“No technology company has ever generated that much revenue in a single quarter,” said Apple CFO Peter Oppenheimer during the earnings call. “And we’re especially pleased to have generated that record despite foreign exchange headwinds, the year over year decline in iPod sales, and the higher revenue deferral rates from iOS devices and Macs that we discussed last quarter.”
Product-wise, this was also a really busy quarter, with Apple rolling out new iPhones, iPads, iMacs, MacBook Pros and Mac Pro.
But, although the company sold a record number of 51 million iPhones during its latest quarter, it fell short of financial analysts’ expectations of 55 million.
While it’s prudent to take the somewhat “speculative” opinion of Wall Street with a grain of salt, this “miss” would have been a drop in the ocean if Apple’s smartphone didn’t account for so much of the company’s bottom and top line – 56% of its revenue and over 70% of its profits.
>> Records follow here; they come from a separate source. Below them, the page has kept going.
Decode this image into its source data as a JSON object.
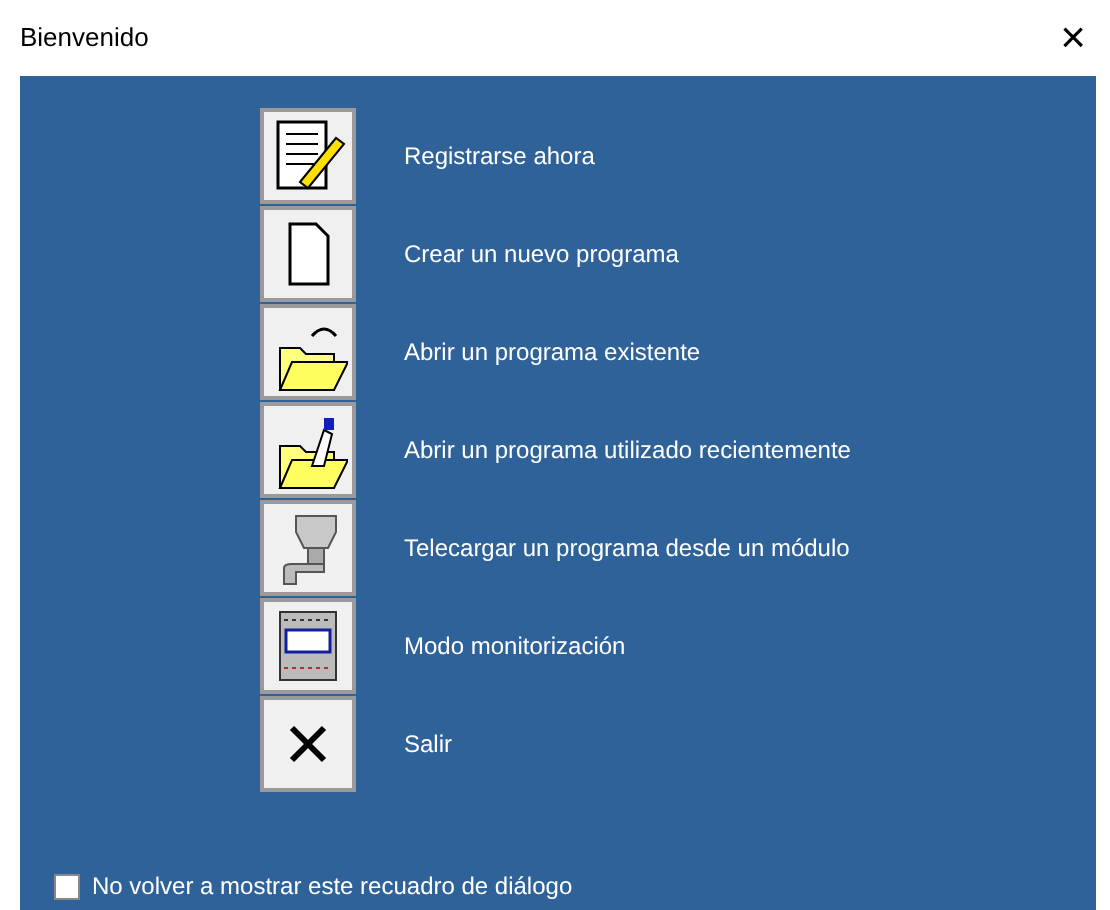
{
  "window": {
    "title": "Bienvenido",
    "close": "×"
  },
  "actions": [
    {
      "kind": "register",
      "label": "Registrarse ahora"
    },
    {
      "kind": "new",
      "label": "Crear un nuevo programa"
    },
    {
      "kind": "open",
      "label": "Abrir un programa existente"
    },
    {
      "kind": "recent",
      "label": "Abrir un programa utilizado recientemente"
    },
    {
      "kind": "download",
      "label": "Telecargar un programa desde un módulo"
    },
    {
      "kind": "monitor",
      "label": "Modo monitorización"
    },
    {
      "kind": "exit",
      "label": "Salir"
    }
  ],
  "dont_show_again": {
    "label": "No volver a mostrar este recuadro de diálogo",
    "checked": false
  }
}
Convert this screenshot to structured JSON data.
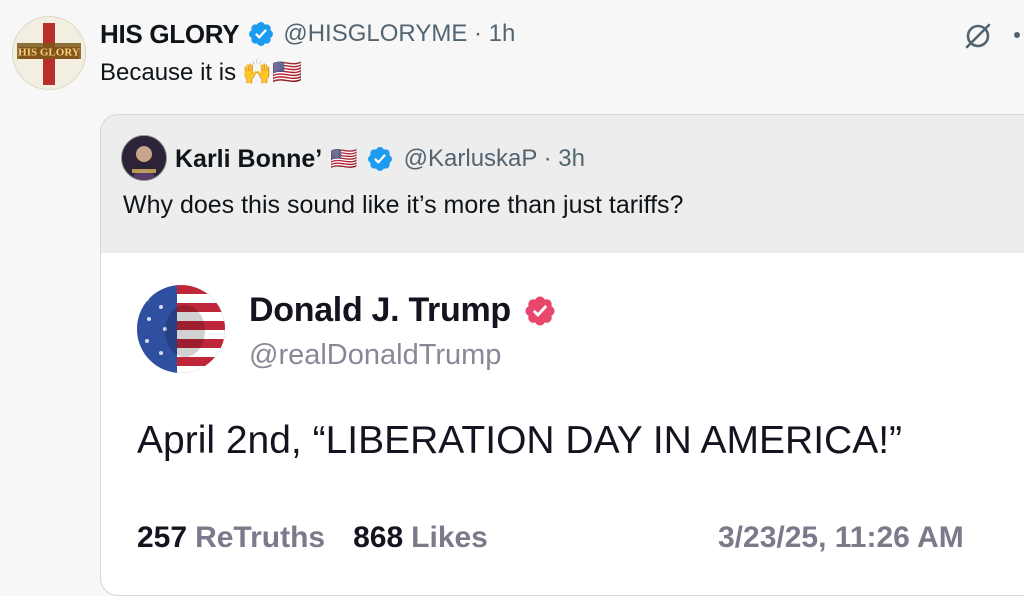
{
  "tweet": {
    "author_name": "HIS GLORY",
    "handle_meta": "@HISGLORYME · 1h",
    "text": "Because it is",
    "emojis": "🙌🇺🇸",
    "avatar_logo_text": "HIS GLORY",
    "verified_color": "#1d9bf0"
  },
  "quote": {
    "author_name": "Karli Bonne’",
    "flag": "🇺🇸",
    "handle_meta": "@KarluskaP · 3h",
    "text": "Why does this sound like it’s more than just tariffs?"
  },
  "embed": {
    "name": "Donald J. Trump",
    "handle": "@realDonaldTrump",
    "body": "April 2nd, “LIBERATION DAY IN AMERICA!”",
    "retruths_count": "257",
    "retruths_label": "ReTruths",
    "likes_count": "868",
    "likes_label": "Likes",
    "timestamp": "3/23/25, 11:26 AM",
    "badge_color": "#e8466b"
  }
}
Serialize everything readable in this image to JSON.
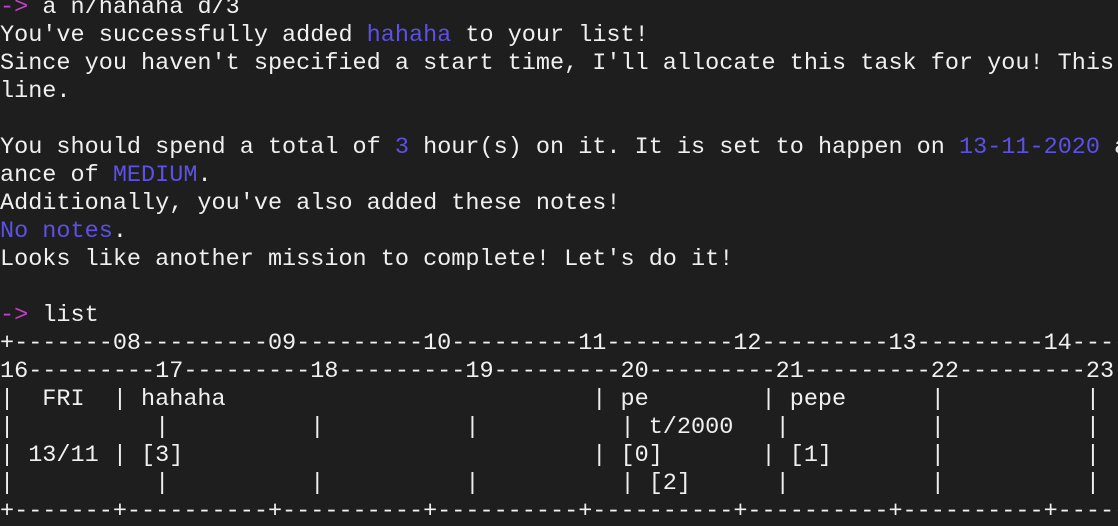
{
  "colors": {
    "background": "#1e1e1e",
    "text": "#f0f0f0",
    "prompt": "#c540c8",
    "highlight": "#5d50e6"
  },
  "terminal": {
    "lines": [
      {
        "role": "command",
        "segments": [
          {
            "text": "->",
            "color": "prompt"
          },
          {
            "text": " a n/hahaha d/3"
          }
        ]
      },
      {
        "role": "output",
        "segments": [
          {
            "text": "You've successfully added "
          },
          {
            "text": "hahaha",
            "color": "highlight"
          },
          {
            "text": " to your list!"
          }
        ]
      },
      {
        "role": "output",
        "segments": [
          {
            "text": "Since you haven't specified a start time, I'll allocate this task for you! This"
          }
        ]
      },
      {
        "role": "output",
        "segments": [
          {
            "text": "line."
          }
        ]
      },
      {
        "role": "blank",
        "segments": [
          {
            "text": ""
          }
        ]
      },
      {
        "role": "output",
        "segments": [
          {
            "text": "You should spend a total of "
          },
          {
            "text": "3",
            "color": "highlight"
          },
          {
            "text": " hour(s) on it. It is set to happen on "
          },
          {
            "text": "13-11-2020",
            "color": "highlight"
          },
          {
            "text": " a"
          }
        ]
      },
      {
        "role": "output",
        "segments": [
          {
            "text": "ance of "
          },
          {
            "text": "MEDIUM",
            "color": "highlight"
          },
          {
            "text": "."
          }
        ]
      },
      {
        "role": "output",
        "segments": [
          {
            "text": "Additionally, you've also added these notes!"
          }
        ]
      },
      {
        "role": "output",
        "segments": [
          {
            "text": "No notes",
            "color": "highlight"
          },
          {
            "text": "."
          }
        ]
      },
      {
        "role": "output",
        "segments": [
          {
            "text": "Looks like another mission to complete! Let's do it!"
          }
        ]
      },
      {
        "role": "blank",
        "segments": [
          {
            "text": ""
          }
        ]
      },
      {
        "role": "command",
        "segments": [
          {
            "text": "->",
            "color": "prompt"
          },
          {
            "text": " list"
          }
        ]
      },
      {
        "role": "table",
        "segments": [
          {
            "text": "+-------08---------09---------10---------11---------12---------13---------14----"
          }
        ]
      },
      {
        "role": "table",
        "segments": [
          {
            "text": "16---------17---------18---------19---------20---------21---------22---------23-"
          }
        ]
      },
      {
        "role": "table",
        "segments": [
          {
            "text": "|  FRI  | hahaha                          | pe        | pepe      |          |     "
          }
        ]
      },
      {
        "role": "table",
        "segments": [
          {
            "text": "|          |          |          |          | t/2000   |          |          |  "
          }
        ]
      },
      {
        "role": "table",
        "segments": [
          {
            "text": "| 13/11 | [3]                             | [0]       | [1]       |          |     "
          }
        ]
      },
      {
        "role": "table",
        "segments": [
          {
            "text": "|          |          |          |          | [2]      |          |          |  "
          }
        ]
      },
      {
        "role": "table",
        "segments": [
          {
            "text": "+-------+----------+----------+----------+----------+----------+----------+-----"
          }
        ]
      }
    ]
  }
}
Which also could help explain why Apple turned in the same net profit of $13.1 billion as a year ago, despite the revenue increase – selling more iPads and Macs, rather than higher-margin iPhones.
With a zero-growth quarter looming, Apple needs to show it can still innovate
But what really hurt Apple’s stock was the company’s lower guidance for the current quarter, predicting revenues between $42 and $44 billion, with a gross margin between 37 and 38 percent. This is roughly flat compared to the $43.6 billion in revenue and the 37.5 percent margin the company reported in the year-ago quarter.
“Most investors will be disappointed with the forecast, given the recent China Mobile launch,” said Alex Gauna, an analyst at JMP Securities. “The problem is that it’s not a robust second-quarter forecast, so we are back to no year-over-year growth, based on this guidance.”
With this in mind, Apple CEO Tim Cook is under even more pressure to show investors that the company can still innovate.
“Innovation is deeply embedded in everybody here, and there’s still so much of the world that is full of very complex products, etc. We have zero issue coming up with things we want to do that we think we can disrupt in a major way,” said Cook.
During the call, Piper Jaffray analyst Gene Munster asked Cook if Apple still planned to release a new product category in 2014, as the company repeatedly said it would last year. And Cook’s response was, “Yes, absolutely. No change.”
Although, there are a lot of things Cook could talked about, like a larger iPhone or a mobile payment system, the one device that is on top of everyone’s mind is the so-called iWatch – which could be Apple’s first entry into the wearable device category.
And according to a recent study by Deloitte, there will be 10 million wearable electronic devices sold in 2014, generating about $3 billion, and more than 100 million units by 2020. But to be fair, IDC also reported this month that the global smartphone market topped 1 billion shipments for the first time in 2013, with Apple owning 15% of it!